A week after the dismal “X-Men Origins: Wolverine” dragged its sad carcass to the top of the box office heap, the much-anticipated, hyper-publicized “Star Trek” soars to the pinnacle of the charts as a massively entertaining, triumphant spectacle.
J.J. Abrams is no stranger to a rabid fanbase. Yet even the zeal of the “Alias” and “Lost“ devotees wouldn‘t have prepared the director for the onslaught from Trekkies if he‘d gotten it wrong. Trouble with Tribbles, indeed. And because the franchise is considered such a niche, the average filmgoer would have given a new underwhelming flick in the series no more than a passing glance. But Abrams has allayed any fears. He has crafted a film which will captivate a wide swath of folks, from the neophyte — say someone who only knows Avery Brooks from “Spencer for Hire” — to the fluent Klingon linguist.
Abrams has executed a dexterous balancing act. There is a respectful nod to the past, with a wink at times, but the film is clearly modern. The tone found between instances of humor and drama feels right and the pace clicks along briskly. The detailed backstory is understandable as much of the film intercuts across time, locations, and story arcs as the young crew meet and train at Starfleet Academy while an impeding Romulan menace gathers. Ultimately, the forces of the USS Enterprise and the Narada engage in a final, pulsating confrontation. (There’s quite a bit more happening than that but it’s not fair to play the spoiler.) The script by Roberto Orci and Alex Kurtzman straddles the lighter moments and the instances of pathos with alacrity.
It doesn’t take long to decipher that “Star Trek“ is a confident prologue to the Star Trek saga. An enthralling opening sequence set on the doomed USS Kelvin which reveals the circumstances of Kirk’s birth and the fate of his father is tight, stirring and heartrending.
Technically, the special effects are stupendous, especially the intricate ships and palpitating space battles. The cinematography from Dan Mindel is equally strong in space and on the ground. And a fight sequence with the newly graduated Kirk and Sulu skydiving onto a floating laser drill is riveting and highlights the stellar editing by Maryann Brandon and Mary Jo Markey. Costume designer Michael Kaplan creates costumes that are familiar but subtlety updated.

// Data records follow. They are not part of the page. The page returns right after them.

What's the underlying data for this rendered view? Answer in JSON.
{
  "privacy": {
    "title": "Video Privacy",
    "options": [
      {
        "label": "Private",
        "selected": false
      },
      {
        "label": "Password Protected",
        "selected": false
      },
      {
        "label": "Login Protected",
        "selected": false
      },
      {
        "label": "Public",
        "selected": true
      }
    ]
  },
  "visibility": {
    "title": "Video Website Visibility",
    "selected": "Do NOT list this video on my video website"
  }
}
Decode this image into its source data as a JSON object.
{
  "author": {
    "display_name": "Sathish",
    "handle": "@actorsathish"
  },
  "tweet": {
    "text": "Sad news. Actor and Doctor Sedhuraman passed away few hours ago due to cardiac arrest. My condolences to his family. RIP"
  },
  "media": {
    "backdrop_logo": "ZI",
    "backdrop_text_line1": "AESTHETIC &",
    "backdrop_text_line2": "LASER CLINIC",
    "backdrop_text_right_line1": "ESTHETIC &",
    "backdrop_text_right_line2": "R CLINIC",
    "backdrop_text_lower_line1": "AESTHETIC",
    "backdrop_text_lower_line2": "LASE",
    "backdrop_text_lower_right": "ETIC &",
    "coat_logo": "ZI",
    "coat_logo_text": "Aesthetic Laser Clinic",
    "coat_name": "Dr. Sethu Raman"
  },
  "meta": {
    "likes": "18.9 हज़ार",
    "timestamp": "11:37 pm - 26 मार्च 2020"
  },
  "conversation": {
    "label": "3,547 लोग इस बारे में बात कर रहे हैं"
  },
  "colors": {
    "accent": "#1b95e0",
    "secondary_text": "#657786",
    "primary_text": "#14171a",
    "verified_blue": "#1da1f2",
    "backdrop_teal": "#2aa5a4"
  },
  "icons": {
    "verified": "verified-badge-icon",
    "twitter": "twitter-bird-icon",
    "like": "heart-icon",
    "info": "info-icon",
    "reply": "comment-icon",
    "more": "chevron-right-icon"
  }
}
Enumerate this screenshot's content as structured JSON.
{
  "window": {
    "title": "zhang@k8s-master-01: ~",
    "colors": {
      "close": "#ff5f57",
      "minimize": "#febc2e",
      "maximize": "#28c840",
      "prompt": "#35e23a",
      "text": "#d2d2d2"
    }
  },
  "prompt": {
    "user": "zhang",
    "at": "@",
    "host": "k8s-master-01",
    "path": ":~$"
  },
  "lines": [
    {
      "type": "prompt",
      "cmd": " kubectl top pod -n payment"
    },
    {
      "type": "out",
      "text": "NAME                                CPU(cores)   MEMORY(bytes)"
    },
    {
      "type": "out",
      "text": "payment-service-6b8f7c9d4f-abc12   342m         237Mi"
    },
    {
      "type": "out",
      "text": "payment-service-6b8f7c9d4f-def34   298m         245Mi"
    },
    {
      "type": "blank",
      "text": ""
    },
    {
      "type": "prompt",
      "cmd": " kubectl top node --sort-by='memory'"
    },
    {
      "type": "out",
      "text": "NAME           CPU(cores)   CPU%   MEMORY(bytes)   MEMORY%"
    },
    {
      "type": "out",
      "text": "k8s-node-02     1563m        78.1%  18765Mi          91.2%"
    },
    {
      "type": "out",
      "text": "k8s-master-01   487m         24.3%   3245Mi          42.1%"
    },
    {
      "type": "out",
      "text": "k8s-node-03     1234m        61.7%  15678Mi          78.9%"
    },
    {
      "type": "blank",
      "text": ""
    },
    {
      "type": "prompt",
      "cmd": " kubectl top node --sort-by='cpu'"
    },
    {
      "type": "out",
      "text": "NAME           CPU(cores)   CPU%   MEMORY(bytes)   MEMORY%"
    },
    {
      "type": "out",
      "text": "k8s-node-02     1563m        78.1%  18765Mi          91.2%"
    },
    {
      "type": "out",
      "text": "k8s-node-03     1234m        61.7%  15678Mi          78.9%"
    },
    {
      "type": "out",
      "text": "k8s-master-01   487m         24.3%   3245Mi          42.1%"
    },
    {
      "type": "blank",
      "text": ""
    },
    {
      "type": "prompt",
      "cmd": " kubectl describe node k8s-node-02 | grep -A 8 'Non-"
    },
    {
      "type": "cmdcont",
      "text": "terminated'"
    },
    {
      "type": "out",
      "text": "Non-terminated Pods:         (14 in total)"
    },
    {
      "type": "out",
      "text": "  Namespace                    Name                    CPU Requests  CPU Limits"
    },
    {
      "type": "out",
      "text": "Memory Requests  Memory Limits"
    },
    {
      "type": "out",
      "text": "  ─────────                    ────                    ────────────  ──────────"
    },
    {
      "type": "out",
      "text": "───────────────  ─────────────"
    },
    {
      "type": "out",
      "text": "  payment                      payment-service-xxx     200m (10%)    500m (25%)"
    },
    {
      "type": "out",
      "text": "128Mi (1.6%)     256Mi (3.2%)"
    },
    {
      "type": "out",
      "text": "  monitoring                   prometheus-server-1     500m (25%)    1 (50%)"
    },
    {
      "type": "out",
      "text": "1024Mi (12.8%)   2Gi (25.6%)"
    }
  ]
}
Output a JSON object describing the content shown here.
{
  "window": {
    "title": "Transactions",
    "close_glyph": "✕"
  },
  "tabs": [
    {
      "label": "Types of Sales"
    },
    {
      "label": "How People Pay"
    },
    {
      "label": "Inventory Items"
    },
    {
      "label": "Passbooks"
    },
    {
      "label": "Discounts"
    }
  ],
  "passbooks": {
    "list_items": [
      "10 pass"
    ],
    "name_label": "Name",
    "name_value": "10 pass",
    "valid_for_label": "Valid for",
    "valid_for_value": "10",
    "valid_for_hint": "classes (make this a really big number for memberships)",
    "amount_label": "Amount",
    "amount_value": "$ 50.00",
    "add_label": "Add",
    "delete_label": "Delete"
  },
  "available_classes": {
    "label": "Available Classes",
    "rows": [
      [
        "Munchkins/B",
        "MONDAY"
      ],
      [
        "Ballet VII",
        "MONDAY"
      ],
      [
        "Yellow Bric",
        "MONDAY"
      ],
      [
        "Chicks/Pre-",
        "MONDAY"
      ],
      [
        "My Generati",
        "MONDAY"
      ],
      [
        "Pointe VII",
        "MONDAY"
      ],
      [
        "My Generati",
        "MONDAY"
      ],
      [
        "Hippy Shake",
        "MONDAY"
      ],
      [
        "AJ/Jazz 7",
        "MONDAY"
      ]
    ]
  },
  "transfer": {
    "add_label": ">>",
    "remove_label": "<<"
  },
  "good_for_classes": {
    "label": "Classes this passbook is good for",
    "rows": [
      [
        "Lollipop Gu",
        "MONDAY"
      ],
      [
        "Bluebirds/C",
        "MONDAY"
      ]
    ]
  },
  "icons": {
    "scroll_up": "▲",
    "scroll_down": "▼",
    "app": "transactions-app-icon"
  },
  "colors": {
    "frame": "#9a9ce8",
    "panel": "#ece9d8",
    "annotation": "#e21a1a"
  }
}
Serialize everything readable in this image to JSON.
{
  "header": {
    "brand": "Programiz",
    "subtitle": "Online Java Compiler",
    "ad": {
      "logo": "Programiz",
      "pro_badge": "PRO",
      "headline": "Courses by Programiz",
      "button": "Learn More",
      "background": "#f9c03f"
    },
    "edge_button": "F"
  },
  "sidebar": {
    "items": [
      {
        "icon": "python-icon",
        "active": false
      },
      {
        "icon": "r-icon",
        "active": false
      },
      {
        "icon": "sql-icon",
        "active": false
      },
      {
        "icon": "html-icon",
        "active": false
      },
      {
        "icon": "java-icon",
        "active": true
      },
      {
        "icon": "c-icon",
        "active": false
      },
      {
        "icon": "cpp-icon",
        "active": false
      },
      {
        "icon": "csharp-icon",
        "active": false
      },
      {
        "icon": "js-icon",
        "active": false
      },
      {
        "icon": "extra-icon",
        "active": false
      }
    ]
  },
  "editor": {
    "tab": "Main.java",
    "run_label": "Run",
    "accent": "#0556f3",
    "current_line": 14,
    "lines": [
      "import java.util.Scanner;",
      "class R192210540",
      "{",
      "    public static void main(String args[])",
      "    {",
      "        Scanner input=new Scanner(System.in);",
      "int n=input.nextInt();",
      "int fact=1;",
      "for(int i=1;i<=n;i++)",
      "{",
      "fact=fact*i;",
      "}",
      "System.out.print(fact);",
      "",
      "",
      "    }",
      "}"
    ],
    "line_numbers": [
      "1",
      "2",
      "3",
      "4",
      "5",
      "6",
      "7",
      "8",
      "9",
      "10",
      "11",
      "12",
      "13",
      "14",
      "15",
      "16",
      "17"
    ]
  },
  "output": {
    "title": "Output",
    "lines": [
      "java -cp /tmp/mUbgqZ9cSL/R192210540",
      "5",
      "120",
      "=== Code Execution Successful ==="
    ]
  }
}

While the film has serious sci-fi chops and dire situations, “Star Trek” doesn’t overlook the comedy inherent in the original inspiration. So along with breezy, witty banter, we find Kirk macking with a green-skinned lady, an exasperated Bones punctuating almost every declaration with “Dammit” and Scotty declaring that he can’t hold it much longer. (It also discloses an unexpected romance.)
With a cast of newcomers and familiar faces, characters are given fresh, valid interpretations. Chris Pine is a blast as the brash James T. Kirk. Zachary Quinto is well known as Sylar on “Heroes,” and he completely nails the part of Spock, which must have been one of the more intimidating attempts in recent years. Quinto’s assured portrayal of the taciturn Vulcan-Human is highlighted in his scenes with Leonard Nimoy, who makes an admirable cameo. Zoe Saldana struts beguilingly as Nyota Uhura while Karl Urban convincingly pouts as Dr. ‘Bones’ McCoy. Once aboard the revamped Enterprise, both John Cho of “Harold and Kumar” fame as Hikaru Sulu and Anton Yelchin as Pavel Chekov deliver strong personas. The winsome Simon Pegg clearly has the time of his life as Scotty. An almost unrecognizable Eric Bana erupts as the vengeful rogue Romulan, Nero. (It’s a nice touch that an ancillary role like Ayel, Nero’s second in command, is cast with the talented Clifton Collins, Jr.)
“Star Trek” is an impressive feat. It has vanquished all doubts and raised expectations for the next chapter. And it might be difficult to lure Abrams back to a deserted South Pacific island when he can explore strange new worlds across the galaxies.